“It was remarkable how many young female associates even from outside of my group sent emails or called to congratulate me. It was really an ‘aha’ moment because I hadn’t recognized just how much of a role model I was for them,” she says.
That led her to focus her attention toward mentoring and sponsoring women associates in meaningful ways on a broader scale, an emphasis she continues today.
Ability to Pivot Leads to Success
Currently a structured finance and securitization partner at Katten, throughout her career Chen-Young has successfully navigated industry highs and lows—from surviving the financial crisis to developing and executing sophisticated deal structures and innovative transactions. She credits her professional resilience and ability to thrive during economic downturn to the personal relationships she had built and her track record for providing valued counsel, combined with a willingness to reinvent the types of transactions she could handle.
“Very quickly I was able to provide different services that were broader in scope than what I’d been doing before, and that ability to adapt and reinvent myself was critical to my success,” she says.
As partner, Chen-Young has extensive experience with securitizations of all types of residential mortgage loans and mortgage-related assets. In addition to securitizations, she advises issuers and underwriters in connection with a range of asset financings as well as asset purchase and sale transactions.
Looking at Diversity Through a Broader Lens
To Chen-Young, diversity means cultivating a culture of inclusion and empathy, which starts by looking past similarities and differences in one another. “We can understand others’ experiences without them being exactly like ours,” she says.
To that end, she says there is a propensity to try to get matched with a mentor who’s just like you, but that’s not always necessary. Instead, she believes that others should follow in her footsteps: “I wanted the mentor who would take me under his or her wing and champion my development substantively and professionally, regardless of our other similarities.”
She acknowledges that while having mentors and sponsors is important, she says that women should go a step further and search for a “champion.” Chen-Young said, “Especially at a large law firm, it is critical to have someone with a high profile either internally or externally facing with clients who takes an interest in you—that’s the type of person who will propel you forward in ways that others cannot.”
Community Outreach Enriches

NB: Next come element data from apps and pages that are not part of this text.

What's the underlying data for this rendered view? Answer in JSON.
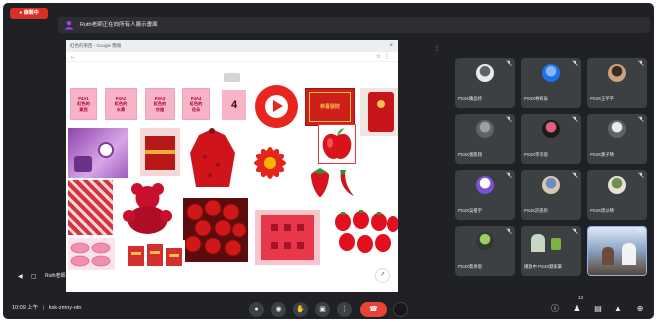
{
  "app": {
    "name": "Google Meet"
  },
  "recording": {
    "label": "● 錄製中",
    "color": "#d93025"
  },
  "banner": {
    "text": "Ruth老師正在向所有人展示畫面",
    "icon": "person-icon"
  },
  "presentation": {
    "tab_title": "紅色的東西 - Google 簡報",
    "cards": [
      [
        "P4A1",
        "紅色的",
        "東西"
      ],
      [
        "P4A2",
        "紅色的",
        "水果"
      ],
      [
        "P4A3",
        "紅色的",
        "衣服"
      ],
      [
        "P4A4",
        "紅色的",
        "花朵"
      ]
    ],
    "number_card": "4",
    "envelope_text": "恭喜發財",
    "images": [
      "purple-objects-image",
      "red-gift-box-image",
      "red-bag-image",
      "red-flower-image",
      "red-apple-image",
      "strawberry-image",
      "chili-image",
      "red-vase-image",
      "red-teddy-bear-image",
      "red-roses-image",
      "red-plate-image",
      "strawberries-image",
      "macarons-image",
      "red-snacks-image",
      "play-button-image",
      "red-envelope-image",
      "red-couplet-image"
    ]
  },
  "presenter": {
    "label": "Ruth老師"
  },
  "participants": [
    {
      "name": "PS4X陳品妤",
      "avatar": "globe",
      "color": "#e8eaed",
      "color2": "#5f6368"
    },
    {
      "name": "PS4X林宥辰",
      "avatar": "letter",
      "color": "#1a73e8",
      "color2": "#8ab4f8"
    },
    {
      "name": "PS4X王芊芊",
      "avatar": "photo",
      "color": "#c9a27e",
      "color2": "#3b2a20"
    },
    {
      "name": "PS4X張凱翔",
      "avatar": "person",
      "color": "#5f6368",
      "color2": "#9aa0a6"
    },
    {
      "name": "PS4X李沛恩",
      "avatar": "photo",
      "color": "#1b1b1b",
      "color2": "#e06080"
    },
    {
      "name": "PS4X黃子晴",
      "avatar": "person",
      "color": "#5f6368",
      "color2": "#e8eaed"
    },
    {
      "name": "PS4X吳俊宇",
      "avatar": "person",
      "color": "#7b4fd6",
      "color2": "#ffffff"
    },
    {
      "name": "PS4X許語彤",
      "avatar": "photo",
      "color": "#d9c7b0",
      "color2": "#6b8cc2"
    },
    {
      "name": "PS4X周以晴",
      "avatar": "photo",
      "color": "#e8e3d0",
      "color2": "#6d8f54"
    },
    {
      "name": "PS4X蔡承恩",
      "avatar": "image",
      "color": "#2f3a2a",
      "color2": "#9ccc65"
    },
    {
      "name": "播放中 PS4X劉家豪",
      "avatar": "video",
      "color": "#3c4043",
      "color2": "#c7d8c2"
    },
    {
      "avatar": "camera",
      "color": "#8fa9c8",
      "color2": "#5b4636",
      "active": true
    }
  ],
  "footer": {
    "time": "10:09 上午",
    "separator": "|",
    "meeting_code": "ksk-zmny-otn"
  },
  "controls": [
    "mic-icon",
    "camera-icon",
    "raise-hand-icon",
    "present-icon",
    "more-options-icon",
    "end-call-icon",
    "leave-icon"
  ],
  "side_controls": {
    "icons": [
      "info-icon",
      "people-icon",
      "chat-icon",
      "activities-icon",
      "host-controls-icon"
    ],
    "people_count": "13"
  },
  "colors": {
    "background": "#202124",
    "tile": "#3c4043",
    "accent": "#8ab4f8",
    "end_call": "#ea4335",
    "card_pink": "#f6b4c6"
  }
}
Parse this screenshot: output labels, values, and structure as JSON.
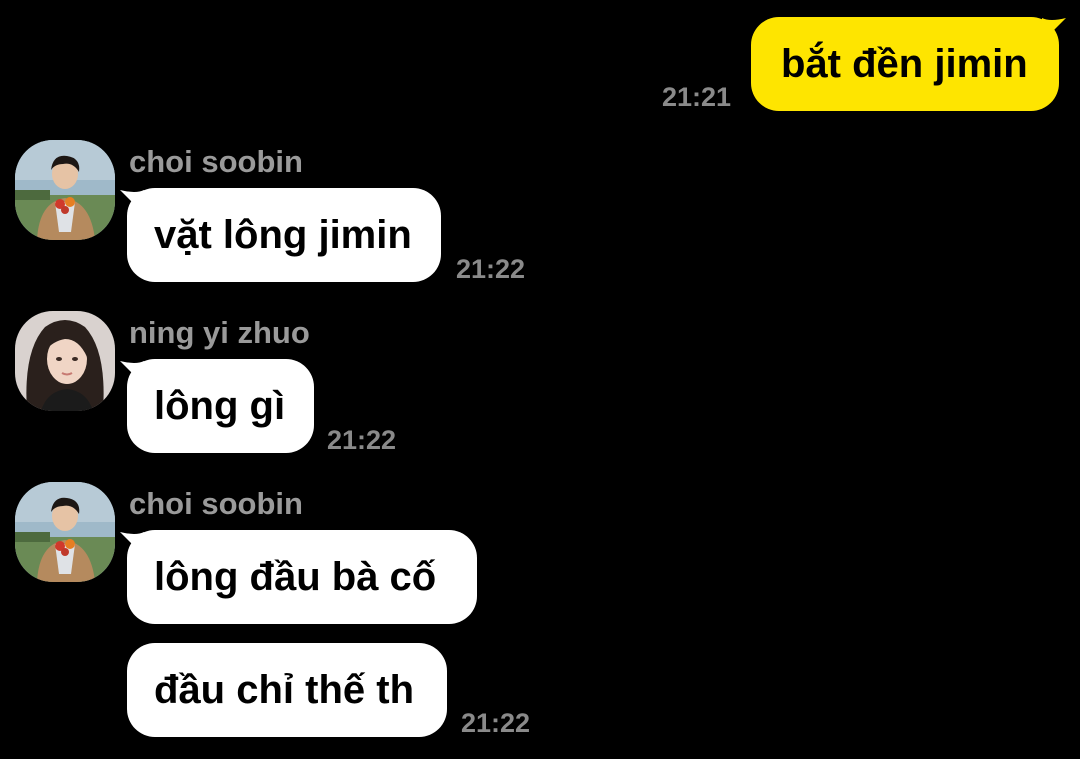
{
  "colors": {
    "background": "#000000",
    "outgoing_bubble": "#FEE500",
    "incoming_bubble": "#FFFFFF",
    "timestamp": "#8a8a8a",
    "sender_name": "#9a9a9a"
  },
  "messages": {
    "m1": {
      "text": "bắt đền jimin",
      "time": "21:21"
    },
    "m2": {
      "sender": "choi soobin",
      "text": "vặt lông jimin",
      "time": "21:22",
      "avatar_icon": "soobin-avatar-icon"
    },
    "m3": {
      "sender": "ning yi zhuo",
      "text": "lông gì",
      "time": "21:22",
      "avatar_icon": "ningning-avatar-icon"
    },
    "m4": {
      "sender": "choi soobin",
      "text1": "lông đầu bà cố",
      "text2": "đầu chỉ thế th",
      "time": "21:22",
      "avatar_icon": "soobin-avatar-icon"
    }
  }
}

Chen-Young is proud to be a 2019 Fellow of the Leadership Council on Legal Diversity (LCLD), an organization of more than 300 corporate chief legal officers and law firm managing partners committed to diversity in the legal profession. In her involvement with LCLD, she also mentors first-year law students in their 1L LCLD Scholars Program, underscoring the value of pairing more experienced legal professionals who can share their advice and help aspiring young lawyers avoid pitfalls.
Among the wisdom she shares with younger professionals is the importance of speaking up, rather than waiting to be asked. “It might seem safer to stay under the radar rather than taking a risk, but you elevate yourself by being proactive,” she says.
And she adds, it’s not just what you say, but how you say it. “Your delivery alone can change whether someone perceives you as competent or skilled. Unfortunately often we think we’re being polite when we apologize or take ownership of a mistake, but we’re really just highlighting it in a way that men wouldn’t,” she says.
Chen-Young is an avid supporter of Katten’s participation in The Mansfield Rule, a program that aims to increase representation of female and diverse lawyers in law firm leadership. She is also an active member of Katten’s Women’s Leadership Forum, which supports the advancement and retention of female attorneys by offering mentoring, skill-building opportunities, external and internal networking, and career development programs.
Outside of the firm, she sits on the nonprofit board for the DC Youth Orchestra Program, which is primarily focused on providing access to music education across the Washington, DC metropolitan area.
“I find that networking within your community is very valuable,” said Chen-Young, adding that she’s learned a great deal from meeting professionals in various industries. “Community service gives you a different perspective and keeps you engaged with the underserved beyond the field of law,” she says. “Ultimately, it’s important to be a citizen of both my legal and geographic communities.”
Finding Longevity in Finance
When reflecting on her legal career, however, Chen-Young is most proud of how she makes her business clients feel like she is part of their team—not an easy feat in the world of “Wall Street” finance. She accomplishes this by taking the time to understand her clients’ business and objectives from their point of view. She said taking this approach makes her more successful and efficient at the negotiating table.
“My advice to women looking to advance in traditionally tougher fields is to turn yourself into a strategic partner to your colleagues, your clients, and everyone you come in contact with professionally,” said Chen-Young. “But, above all, deliver high-level, solid, superior quality work.”
Chen-Young knows she is a testament to the fact that if you rise above, stay focused and work hard, you will ultimately be judged by your substantive skill and overall professional service.
“In that regard, I am lucky to say that my clients view me as a valuable, critical and strong business partner to the team,” she said.